§ **Records shown**:

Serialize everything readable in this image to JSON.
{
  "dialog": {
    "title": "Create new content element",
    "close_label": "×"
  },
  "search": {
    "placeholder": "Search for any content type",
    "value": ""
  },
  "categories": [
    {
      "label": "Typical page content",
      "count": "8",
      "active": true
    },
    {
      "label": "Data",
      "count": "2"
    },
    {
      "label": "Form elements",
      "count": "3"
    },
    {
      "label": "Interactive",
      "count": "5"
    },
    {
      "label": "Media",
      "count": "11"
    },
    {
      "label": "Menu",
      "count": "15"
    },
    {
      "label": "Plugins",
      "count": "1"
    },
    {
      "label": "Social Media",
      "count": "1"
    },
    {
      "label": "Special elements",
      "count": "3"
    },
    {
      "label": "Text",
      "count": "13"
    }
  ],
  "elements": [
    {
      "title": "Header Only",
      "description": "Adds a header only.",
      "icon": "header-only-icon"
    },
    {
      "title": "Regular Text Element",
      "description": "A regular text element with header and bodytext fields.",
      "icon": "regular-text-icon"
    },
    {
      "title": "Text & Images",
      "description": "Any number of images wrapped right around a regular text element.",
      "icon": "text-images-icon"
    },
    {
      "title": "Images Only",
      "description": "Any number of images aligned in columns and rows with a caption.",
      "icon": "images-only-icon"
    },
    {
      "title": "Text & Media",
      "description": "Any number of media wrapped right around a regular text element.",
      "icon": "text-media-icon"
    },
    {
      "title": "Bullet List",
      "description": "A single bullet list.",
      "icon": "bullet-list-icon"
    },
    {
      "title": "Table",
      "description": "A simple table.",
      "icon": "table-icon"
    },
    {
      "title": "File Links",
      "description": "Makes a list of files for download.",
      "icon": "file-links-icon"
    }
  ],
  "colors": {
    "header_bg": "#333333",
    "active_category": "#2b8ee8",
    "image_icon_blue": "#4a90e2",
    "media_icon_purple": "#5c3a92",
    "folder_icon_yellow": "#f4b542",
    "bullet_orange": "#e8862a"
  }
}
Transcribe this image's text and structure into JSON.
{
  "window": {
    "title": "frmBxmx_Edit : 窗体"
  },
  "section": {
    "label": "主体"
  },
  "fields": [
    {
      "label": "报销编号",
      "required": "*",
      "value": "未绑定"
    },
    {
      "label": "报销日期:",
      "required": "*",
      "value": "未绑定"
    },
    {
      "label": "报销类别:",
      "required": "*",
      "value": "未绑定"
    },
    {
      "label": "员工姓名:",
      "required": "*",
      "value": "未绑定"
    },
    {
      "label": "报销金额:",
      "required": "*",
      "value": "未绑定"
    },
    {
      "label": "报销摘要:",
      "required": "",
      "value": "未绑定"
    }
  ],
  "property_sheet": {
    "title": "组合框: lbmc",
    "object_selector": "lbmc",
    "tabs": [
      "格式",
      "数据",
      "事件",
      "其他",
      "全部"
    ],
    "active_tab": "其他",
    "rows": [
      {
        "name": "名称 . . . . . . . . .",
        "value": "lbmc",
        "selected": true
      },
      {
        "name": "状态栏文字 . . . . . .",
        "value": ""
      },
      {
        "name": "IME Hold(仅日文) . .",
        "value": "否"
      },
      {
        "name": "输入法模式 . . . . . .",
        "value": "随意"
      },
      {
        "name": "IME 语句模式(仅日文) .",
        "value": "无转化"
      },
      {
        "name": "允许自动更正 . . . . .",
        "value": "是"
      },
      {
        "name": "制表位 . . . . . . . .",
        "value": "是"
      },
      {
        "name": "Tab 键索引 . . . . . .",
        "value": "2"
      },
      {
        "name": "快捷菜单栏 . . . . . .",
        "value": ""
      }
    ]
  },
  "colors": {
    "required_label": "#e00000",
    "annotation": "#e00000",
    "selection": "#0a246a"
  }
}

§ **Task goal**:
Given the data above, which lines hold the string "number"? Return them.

§ **Reply**:
      "description": "Any number of images wrapped right around a regular text element.",
      "description": "Any number of images aligned in columns and rows with a caption.",
      "description": "Any number of media wrapped right around a regular text element.",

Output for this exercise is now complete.